■ Record extracts
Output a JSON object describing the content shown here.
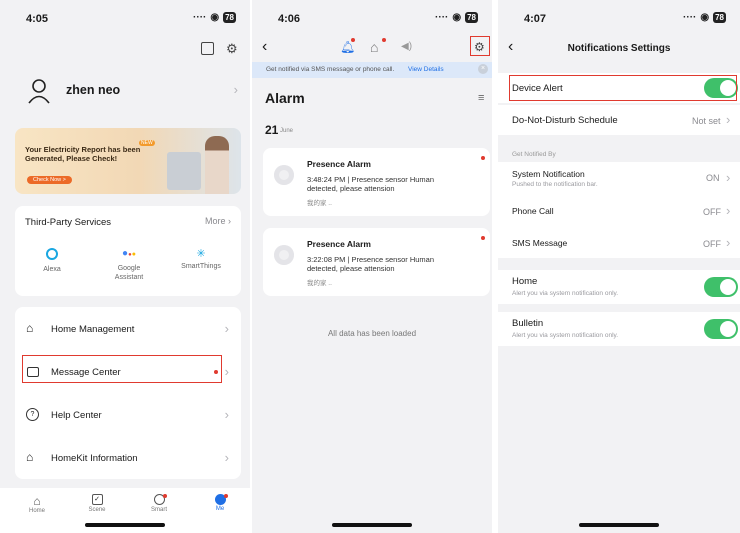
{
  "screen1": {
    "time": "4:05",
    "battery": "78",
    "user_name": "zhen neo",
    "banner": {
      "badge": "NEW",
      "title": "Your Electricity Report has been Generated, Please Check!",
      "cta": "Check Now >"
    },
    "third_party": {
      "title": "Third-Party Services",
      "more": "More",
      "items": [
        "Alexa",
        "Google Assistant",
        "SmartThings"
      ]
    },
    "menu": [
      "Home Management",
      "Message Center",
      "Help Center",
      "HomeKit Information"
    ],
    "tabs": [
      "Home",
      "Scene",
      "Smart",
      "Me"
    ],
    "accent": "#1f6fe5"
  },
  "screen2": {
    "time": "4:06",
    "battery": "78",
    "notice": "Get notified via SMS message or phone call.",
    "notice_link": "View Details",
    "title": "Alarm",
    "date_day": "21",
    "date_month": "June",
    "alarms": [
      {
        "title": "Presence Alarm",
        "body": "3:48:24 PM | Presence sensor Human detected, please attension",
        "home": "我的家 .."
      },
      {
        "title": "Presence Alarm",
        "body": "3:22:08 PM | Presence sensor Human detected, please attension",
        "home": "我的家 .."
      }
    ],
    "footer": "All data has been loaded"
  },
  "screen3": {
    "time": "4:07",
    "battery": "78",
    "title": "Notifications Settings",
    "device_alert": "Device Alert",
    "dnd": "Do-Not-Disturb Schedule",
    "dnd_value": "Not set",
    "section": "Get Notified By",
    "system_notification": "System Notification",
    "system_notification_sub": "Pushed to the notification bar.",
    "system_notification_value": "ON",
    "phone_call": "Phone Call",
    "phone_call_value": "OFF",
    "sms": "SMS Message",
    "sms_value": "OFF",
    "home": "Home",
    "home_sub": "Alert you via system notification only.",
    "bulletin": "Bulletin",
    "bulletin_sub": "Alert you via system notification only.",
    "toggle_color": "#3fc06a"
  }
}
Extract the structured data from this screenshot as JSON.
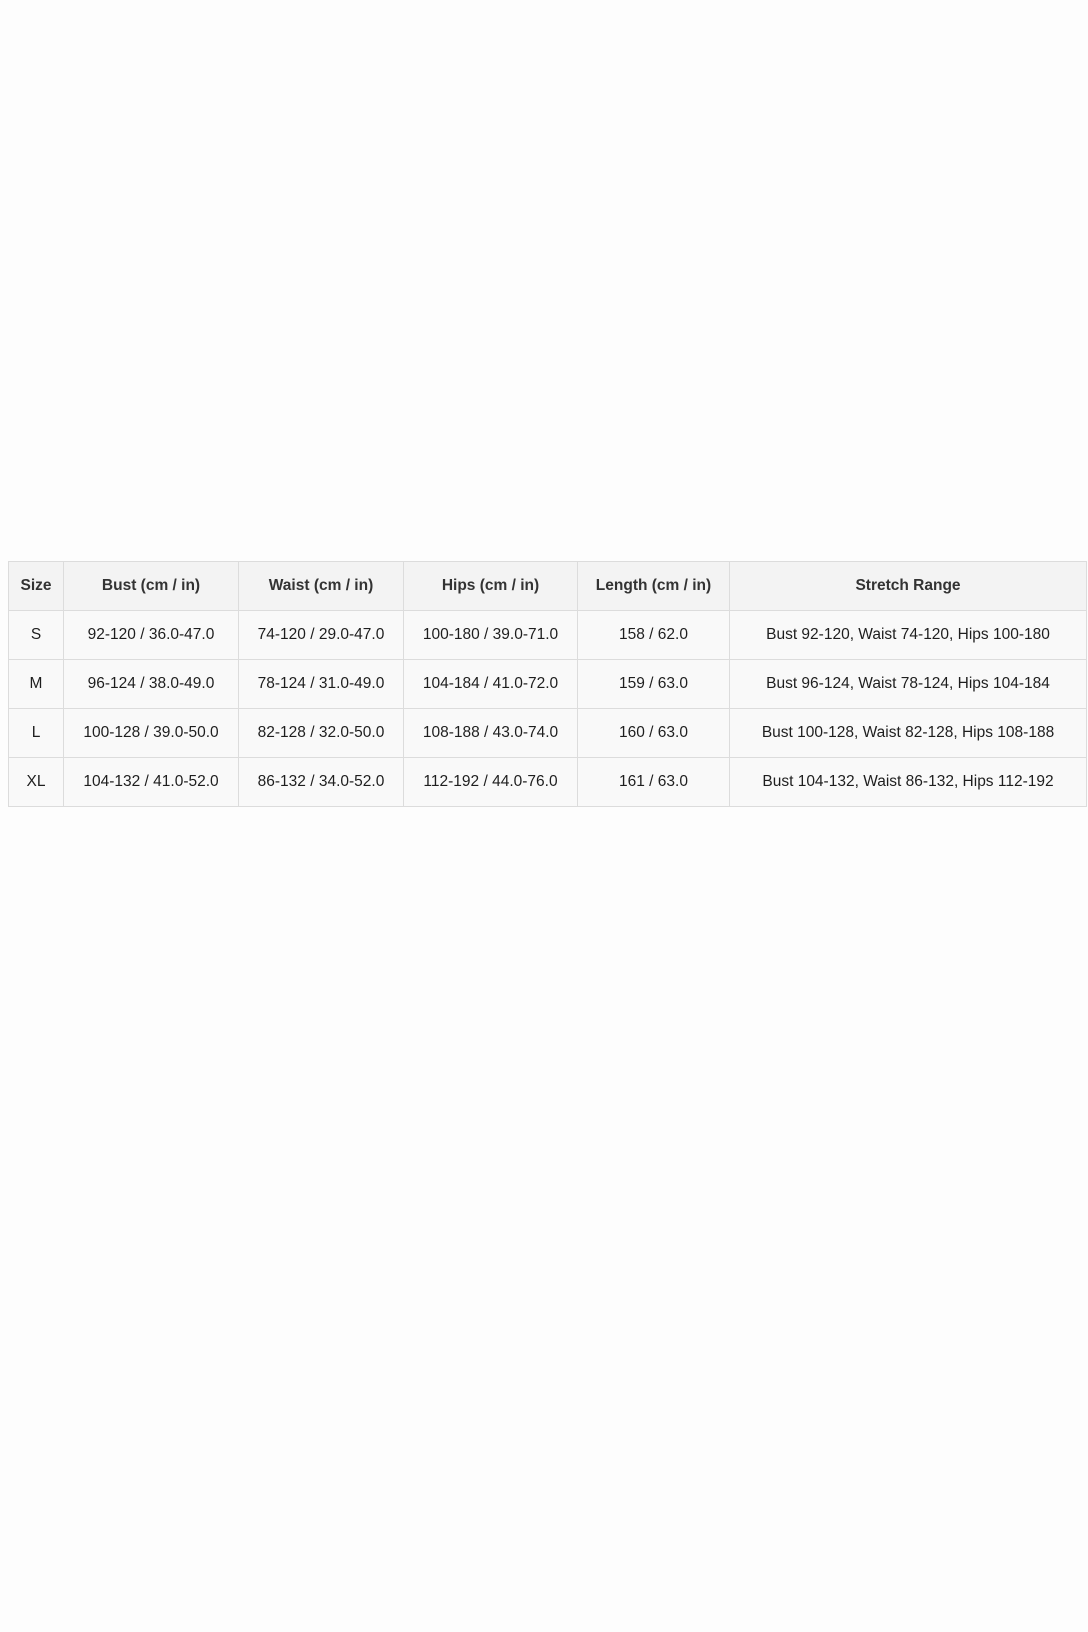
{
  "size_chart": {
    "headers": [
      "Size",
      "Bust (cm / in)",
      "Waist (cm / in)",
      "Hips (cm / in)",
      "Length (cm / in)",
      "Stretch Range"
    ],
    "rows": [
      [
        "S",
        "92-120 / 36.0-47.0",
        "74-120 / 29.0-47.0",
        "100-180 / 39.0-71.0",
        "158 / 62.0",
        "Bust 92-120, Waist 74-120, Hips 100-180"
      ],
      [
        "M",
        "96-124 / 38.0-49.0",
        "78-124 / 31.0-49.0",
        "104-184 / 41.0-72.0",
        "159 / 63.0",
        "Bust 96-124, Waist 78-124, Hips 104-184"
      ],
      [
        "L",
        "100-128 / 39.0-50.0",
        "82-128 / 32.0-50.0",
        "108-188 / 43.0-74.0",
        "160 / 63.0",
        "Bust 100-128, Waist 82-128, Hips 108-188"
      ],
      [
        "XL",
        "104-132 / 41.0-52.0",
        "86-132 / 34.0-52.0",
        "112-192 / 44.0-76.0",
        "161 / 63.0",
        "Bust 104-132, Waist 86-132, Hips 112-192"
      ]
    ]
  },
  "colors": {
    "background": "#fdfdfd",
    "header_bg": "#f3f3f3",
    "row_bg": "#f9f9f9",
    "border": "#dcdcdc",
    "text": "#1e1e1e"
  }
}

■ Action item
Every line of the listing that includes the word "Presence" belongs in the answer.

■ Your response
        "title": "Presence Alarm",
        "body": "3:48:24 PM | Presence sensor Human detected, please attension",
        "title": "Presence Alarm",
        "body": "3:22:08 PM | Presence sensor Human detected, please attension",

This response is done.